For one thing, we know such pessimism came from our own laziness: with other projects and responsibilities going on in life, we simple didn’t have the time to tackle those more distanced and challenging topics on our list yet. So we wrote about things that were closer, reachable to our own lives, from consumer trends, urban phenomenons, internet slangs, lifestyles to entertainment - all the things that look cool from the outside, yet are in many ways bland, or even arid at core. Writing about them confronted us with one sad reality: as much as we want to talk about the positive and polished side of China, in a country of which money has been so rampant, politics so self-conflictual and history so interrupted, true innovations and critical thinkings are buried even deeper than we expected them to be, at least from where we stand.
But we are also seeing hopes and getting new inspirations. For the past several weeks, me and Yan had been reading a lot on China’s New Culture Movement for a project, and become deeply fascinated by the Chinese intellectuals’ works at the time: by critically reflecting the country’s situation in regard with western civilizations, scholars and activists made their voices heard through media, engaged with an audience who were passionate about driving social changes through culture. The ideologies they championed might be too aggressive and policies not localized enough, yet the questions they raised still hold true to today’s Chinese society, and have been shaping the discourse of ordinary Chinese lives in ways that are quiet but powerful.
Our inspiration lately: La Jeunesse 'New Youth', an influential Chinese magazine in the 1910s and 1920s that played an important role in initiating the New Culture Movement.
Like I mentioned, Elephant Room has, in many ways, been an intimate journey of me and Yan, two young, female, Chinese adults who are curious and open, yet still have so much to learn and grow about. The more we wrote, the more we realized our own limitation, and the more we decided to use it as a momentum rather than restriction for the future. ElephantRoom would stay truly to its own nature by continuing to talk about interesting things going on in China; but from now on, we’d also make it more personal, more honest and even more brutal to reflect our own experiences from all aspects.

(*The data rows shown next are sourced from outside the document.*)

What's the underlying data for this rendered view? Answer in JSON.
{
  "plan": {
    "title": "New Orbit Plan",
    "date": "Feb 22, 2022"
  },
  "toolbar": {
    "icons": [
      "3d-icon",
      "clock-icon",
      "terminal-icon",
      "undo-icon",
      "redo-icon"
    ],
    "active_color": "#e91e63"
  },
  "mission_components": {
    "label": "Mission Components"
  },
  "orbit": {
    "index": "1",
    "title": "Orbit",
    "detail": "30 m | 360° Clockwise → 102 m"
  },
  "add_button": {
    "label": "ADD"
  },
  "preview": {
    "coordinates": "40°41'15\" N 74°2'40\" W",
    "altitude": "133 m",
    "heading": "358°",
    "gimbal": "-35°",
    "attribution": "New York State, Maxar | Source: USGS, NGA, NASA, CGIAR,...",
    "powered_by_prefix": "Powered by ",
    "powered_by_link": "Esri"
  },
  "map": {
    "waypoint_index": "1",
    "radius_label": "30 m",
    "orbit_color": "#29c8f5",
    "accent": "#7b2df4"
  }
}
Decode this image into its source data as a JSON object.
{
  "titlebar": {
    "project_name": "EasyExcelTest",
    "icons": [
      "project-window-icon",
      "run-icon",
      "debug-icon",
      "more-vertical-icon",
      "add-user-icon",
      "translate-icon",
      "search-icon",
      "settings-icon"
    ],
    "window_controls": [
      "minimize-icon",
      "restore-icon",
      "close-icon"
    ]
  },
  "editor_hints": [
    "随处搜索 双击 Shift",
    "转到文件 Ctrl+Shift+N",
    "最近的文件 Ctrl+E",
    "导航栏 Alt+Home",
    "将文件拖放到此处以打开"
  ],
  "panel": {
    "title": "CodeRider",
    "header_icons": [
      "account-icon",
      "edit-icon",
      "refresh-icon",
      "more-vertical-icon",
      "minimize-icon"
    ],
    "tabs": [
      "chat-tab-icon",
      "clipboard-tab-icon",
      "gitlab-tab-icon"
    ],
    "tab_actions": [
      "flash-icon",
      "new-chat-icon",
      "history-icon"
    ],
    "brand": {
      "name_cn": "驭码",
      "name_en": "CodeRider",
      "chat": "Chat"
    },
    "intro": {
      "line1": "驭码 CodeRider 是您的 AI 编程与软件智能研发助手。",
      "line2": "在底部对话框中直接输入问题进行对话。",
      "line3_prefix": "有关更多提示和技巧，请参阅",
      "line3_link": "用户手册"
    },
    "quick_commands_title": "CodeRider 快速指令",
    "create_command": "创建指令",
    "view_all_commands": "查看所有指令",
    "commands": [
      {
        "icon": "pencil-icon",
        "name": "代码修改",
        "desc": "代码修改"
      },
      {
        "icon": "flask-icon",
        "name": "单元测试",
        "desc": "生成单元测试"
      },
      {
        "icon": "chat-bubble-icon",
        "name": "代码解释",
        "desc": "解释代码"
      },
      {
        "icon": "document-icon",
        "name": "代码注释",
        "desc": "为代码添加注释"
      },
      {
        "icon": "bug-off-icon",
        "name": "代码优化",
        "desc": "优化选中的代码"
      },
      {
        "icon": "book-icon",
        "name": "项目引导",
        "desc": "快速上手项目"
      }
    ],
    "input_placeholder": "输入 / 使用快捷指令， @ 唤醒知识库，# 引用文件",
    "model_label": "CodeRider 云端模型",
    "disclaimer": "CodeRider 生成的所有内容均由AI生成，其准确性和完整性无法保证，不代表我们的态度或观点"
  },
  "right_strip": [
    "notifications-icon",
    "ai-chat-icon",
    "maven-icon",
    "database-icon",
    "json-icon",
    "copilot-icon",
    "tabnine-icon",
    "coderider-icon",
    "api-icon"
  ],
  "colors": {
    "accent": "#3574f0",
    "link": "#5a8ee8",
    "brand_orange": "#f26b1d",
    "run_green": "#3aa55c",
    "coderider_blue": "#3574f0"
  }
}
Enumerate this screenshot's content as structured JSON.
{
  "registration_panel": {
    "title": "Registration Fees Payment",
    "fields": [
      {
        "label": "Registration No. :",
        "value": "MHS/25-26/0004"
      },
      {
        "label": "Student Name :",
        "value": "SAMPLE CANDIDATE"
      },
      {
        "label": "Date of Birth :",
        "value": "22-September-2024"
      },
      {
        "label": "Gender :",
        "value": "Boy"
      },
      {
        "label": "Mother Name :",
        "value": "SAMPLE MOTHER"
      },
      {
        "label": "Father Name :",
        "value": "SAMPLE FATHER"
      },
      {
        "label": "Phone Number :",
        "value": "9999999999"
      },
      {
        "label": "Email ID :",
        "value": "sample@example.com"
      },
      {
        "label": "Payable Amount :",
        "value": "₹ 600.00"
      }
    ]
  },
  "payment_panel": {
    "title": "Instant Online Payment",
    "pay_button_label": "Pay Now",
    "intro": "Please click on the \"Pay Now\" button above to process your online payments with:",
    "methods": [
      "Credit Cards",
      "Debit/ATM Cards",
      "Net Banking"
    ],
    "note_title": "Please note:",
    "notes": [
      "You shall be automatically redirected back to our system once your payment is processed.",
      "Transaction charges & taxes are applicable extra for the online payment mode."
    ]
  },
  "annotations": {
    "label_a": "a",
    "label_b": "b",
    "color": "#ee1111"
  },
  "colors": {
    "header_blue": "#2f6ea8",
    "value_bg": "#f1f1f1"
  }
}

We adopted a peach tree in support of a charity project for migrate workers in Beijing and picked some juicy peaches:)
Ok, enough rambling. Staying tuned for upcoming articles and other interesting things (how about a live-streamed Spring Festival gala performed by us and our guests?) from ElephantRoom, Happy belated Moon Cake Festival and, see you very soon.
Biyi and Yan
about two months ago, me and Yan decided to write a series on Taobao, the most commonly used and most innovative e-commerce platform operated by Jack Ma’s Alibaba. Having both been loyal Taobao users for years and witnessed its aggressive updates (now it doesn't’ just guess what you want - it loads you with things you didn’t know you want…), we were originally super excited to share some insights into this whirlwind, fascinating marketplace.
After some time of brainstorming, interviewing and even traveling to Hangzhou for a major Taobao event however, we dropped the topic as realizing there was no way to suit the article in a proper context: if we went down the utility path to discuss “how to use Taobao 101”, the article would hold no value for those who couldn’t shop on it, which are basically everyone outside of China; if we went for more in-depth analysis on the business side of things from consumers’ perspectives, still, for those that don’t or couldn’t use it, what’s the point of knowing?
Maybe we are just thinking too much. So please, tell us -
Are we thinking too much? Would you like an Elephant Story on Taobao? (or just a list of our favorite stores that we’ve spent years digging? Just kidding, we are not giving that out for free :P)